As I drove east on Hwy 21 this afternoon, I watched a storm that was headed on the same path that I was. Two minutes after arriving at the harbor in Sheboygan, the wind switched from the west to the northeast and a solid rain began falling. I was at the public boat launch, and heard very nasty comments from fishermen who were launching their boats, about how the northeast wind wrecks salmon fishing, and since it is blowing all the way over from Michigan can make for some pretty high seas.
I took my time rigging my canoe with rod holders, lights for the night fishing, my Eagle Fish Id, a cooler for my salmon and a radio. An hour after my arrival, a couple from Fond du Lac that had just launched their boat, came back to the launch and said that the big lake was unfishable in their 20-foot boat.
This report was not good news for me and since I had committed to a Saturday afternoon through Monday morning for this adventure, I kind a hid my canoe where it would be ready in the morning, when I knew there would be no wind.
My sleeping quarters would be rather low budget, in other words the backseat of the Chevy Hotel. I was still wide awake at 2:00 a.m. when a security guard informed me that I could not park overnight unless my truck was attached to a boat trailer, and even in that case if he caught me sleeping I would be given a ticket.
I drove about 30-yards away and called it a night until 4:45, when I knew the wind would be diminished to a wisp and I would paddle out on to Lake Michigan and have me a heroic battle with a 4-year-old king salmon.
An hour after daylight, myself and several fishermen from as far away as South Dakota, pulled the plug on any hopes of putting a boat on Lake Michigan and attempting to fish on this particular morning.
I had plenty of time so I stared at the waves and the shore fishermen and then headed over to the south breakwater wall and began talking with several men and women that were trying to catch salmon, by either casting spoons or fishing off the bottom with live bait.
I was told that the water temp had gone from 49 to 70 degrees in 36-hours and that no one had seen a fish caught all weekend. Salmon and trout are cold water fish, the northeast wind blew in warm water, not good for anyone trying to catch a salmon or trout.
I was also told that Dumper Dan, which is a big time charter boat service, had cancelled all six of their runs this morning due to high seas.
It is now 4:00 p.m.- for 24-hours I have done a whole bunch of nothing. I am going to try and fish in the harbor by paddle trolling with my 17-foot canoe. I get brave and use two crankbaits on a right and left planer board and run a spoon directly behind the canoe.
Though I know that I am a bit of a freak show to all the shore fishermen and the couples that walk the breakwalls, at least I am fishing.

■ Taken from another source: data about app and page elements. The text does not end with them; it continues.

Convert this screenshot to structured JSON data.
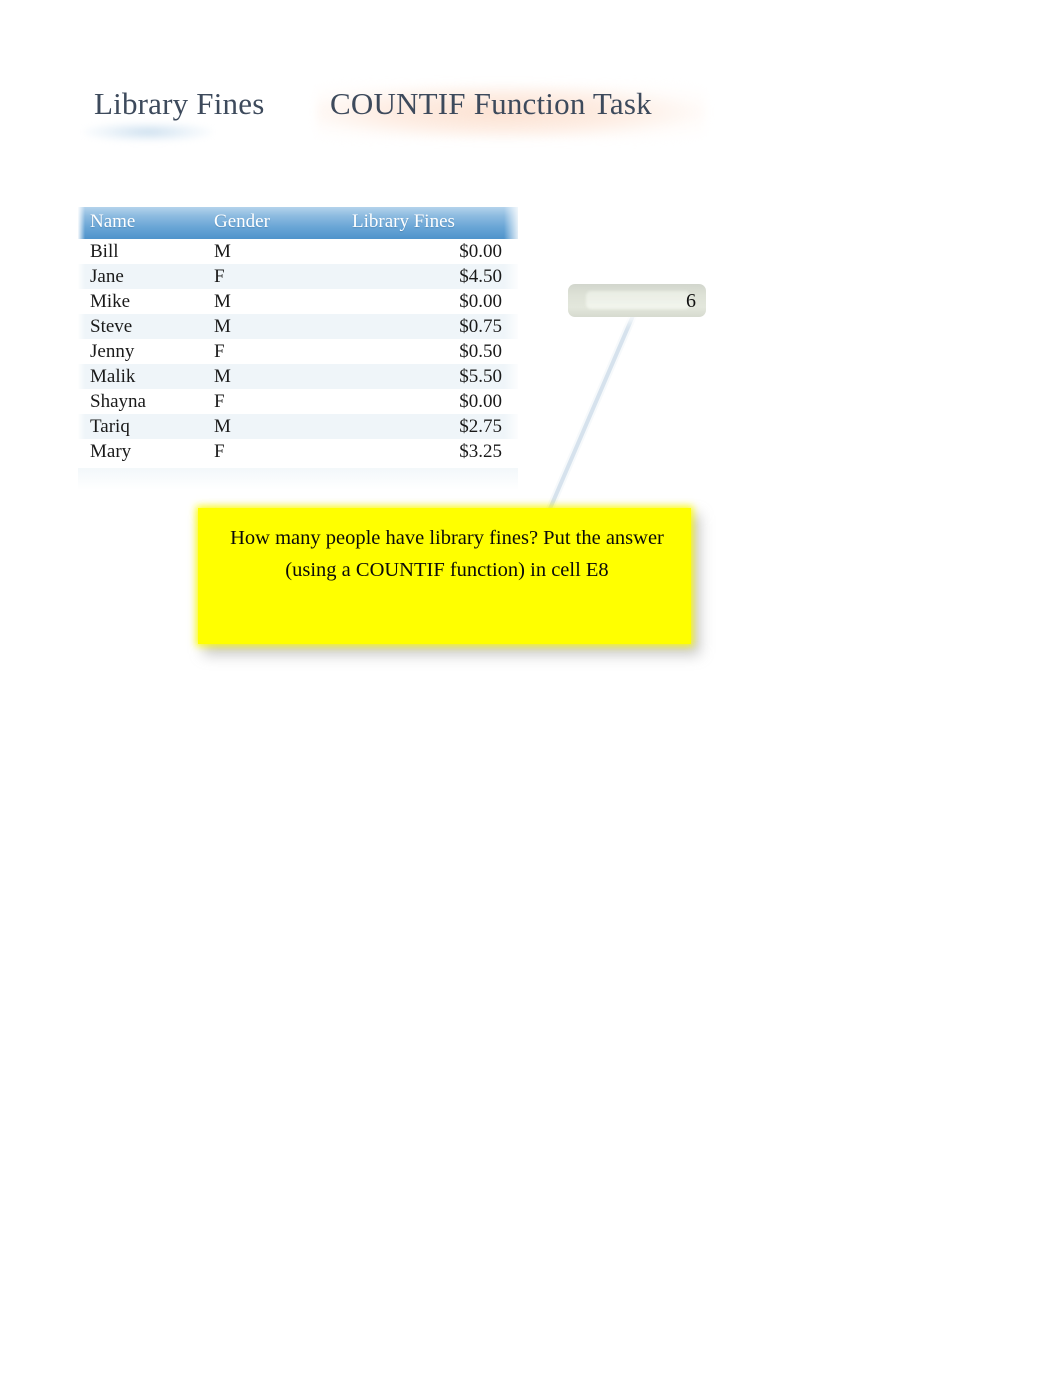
{
  "document": {
    "titles": {
      "left": "Library Fines",
      "right": "COUNTIF Function Task"
    }
  },
  "table": {
    "columns": [
      "Name",
      "Gender",
      "Library Fines"
    ],
    "rows": [
      {
        "name": "Bill",
        "gender": "M",
        "fine": "$0.00"
      },
      {
        "name": "Jane",
        "gender": "F",
        "fine": "$4.50"
      },
      {
        "name": "Mike",
        "gender": "M",
        "fine": "$0.00"
      },
      {
        "name": "Steve",
        "gender": "M",
        "fine": "$0.75"
      },
      {
        "name": "Jenny",
        "gender": "F",
        "fine": "$0.50"
      },
      {
        "name": "Malik",
        "gender": "M",
        "fine": "$5.50"
      },
      {
        "name": "Shayna",
        "gender": "F",
        "fine": "$0.00"
      },
      {
        "name": "Tariq",
        "gender": "M",
        "fine": "$2.75"
      },
      {
        "name": "Mary",
        "gender": "F",
        "fine": "$3.25"
      }
    ]
  },
  "answer_cell": {
    "value": "6"
  },
  "callout": {
    "text": "How many people have library fines? Put the answer (using a COUNTIF function) in cell E8"
  },
  "colors": {
    "title_text": "#3d4a5c",
    "title_left_glow": "#c4daec",
    "title_right_glow": "#fce0cf",
    "header_top": "#b4d3ec",
    "header_bottom": "#4f93cb",
    "header_text": "#ffffff",
    "row_stripe": "#e2edf4",
    "cell_text": "#1a1a1a",
    "answer_cell_bg": "#dee2d7",
    "callout_bg": "#ffff00",
    "callout_text": "#0a0a0a",
    "connector_line": "#c6d8e6"
  }
}
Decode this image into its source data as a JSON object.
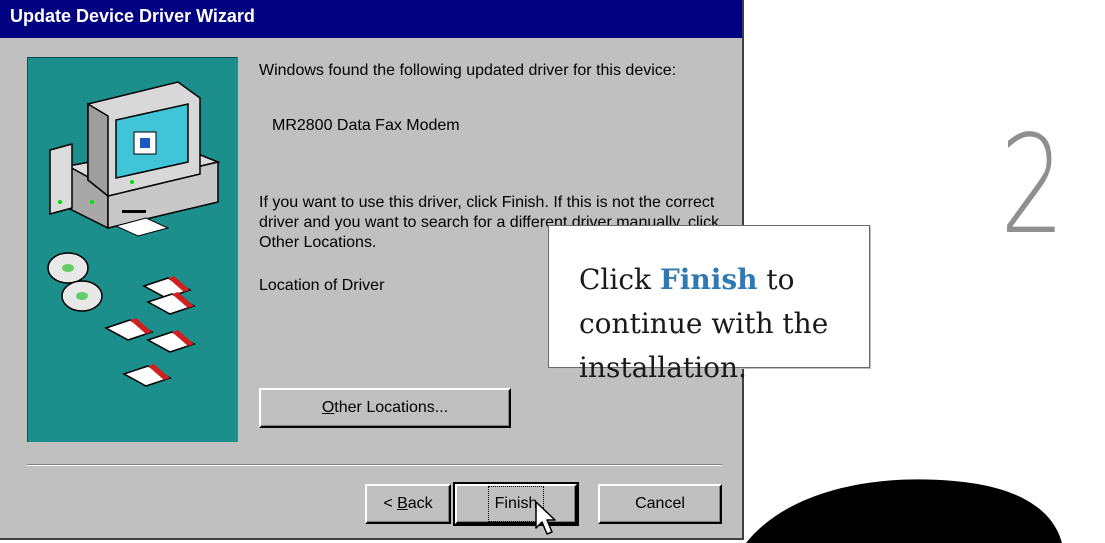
{
  "window": {
    "title": "Update Device Driver Wizard"
  },
  "content": {
    "found_text": "Windows found the following updated driver for this device:",
    "device_name": "MR2800 Data Fax Modem",
    "instruction_text": "If you want to use this driver, click Finish. If this is not the correct driver and you want to search for a different driver manually, click Other Locations.",
    "location_label": "Location of Driver"
  },
  "buttons": {
    "other_locations": {
      "mnemonic": "O",
      "rest": "ther Locations..."
    },
    "back": {
      "prefix": "< ",
      "mnemonic": "B",
      "rest": "ack"
    },
    "finish": "Finish",
    "cancel": "Cancel"
  },
  "callout": {
    "prefix": "Click ",
    "highlight": "Finish",
    "suffix": " to continue with the installation."
  },
  "step_number": "2",
  "colors": {
    "titlebar": "#000080",
    "dialog_bg": "#c0c0c0",
    "art_bg": "#1c8f8c",
    "highlight": "#2f7ab3"
  },
  "icons": [
    "computer-icon",
    "cd-icon",
    "floppy-disk-icon",
    "mouse-cursor-icon"
  ]
}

I have now been paddling for three hours; the northeast wind is beating me up. I paddle too close to the south wall. My left crankbait is hit, my drag starts peeling out line, and I am a hero. Actually I am a zero, I caught a guys line and now I have to pull my other two lines, paddle backwards, unsnag my line from his, and try to look like I am really cool.
The fisherman tells me that it’s all good.
I sleep in the backseat of the Chevy Hotel because I am really stupid, I mean stubborn. The next morning I am on the water long before sunrise, the same shore fisherman is in the same spot, he has not caught a fish or seen one caught all weekend.
I paddle for three-hours. I have a KAMO Board of Directors meeting later in the day, I need to focus.
I paddled back to the landing with the feeling that at least I tried. I became very tired on the ride home. The meeting was a great success!
The end! Sunset
THIS WEEK’S COLUMN IS SPONSORED BY: Hiawatha National Bank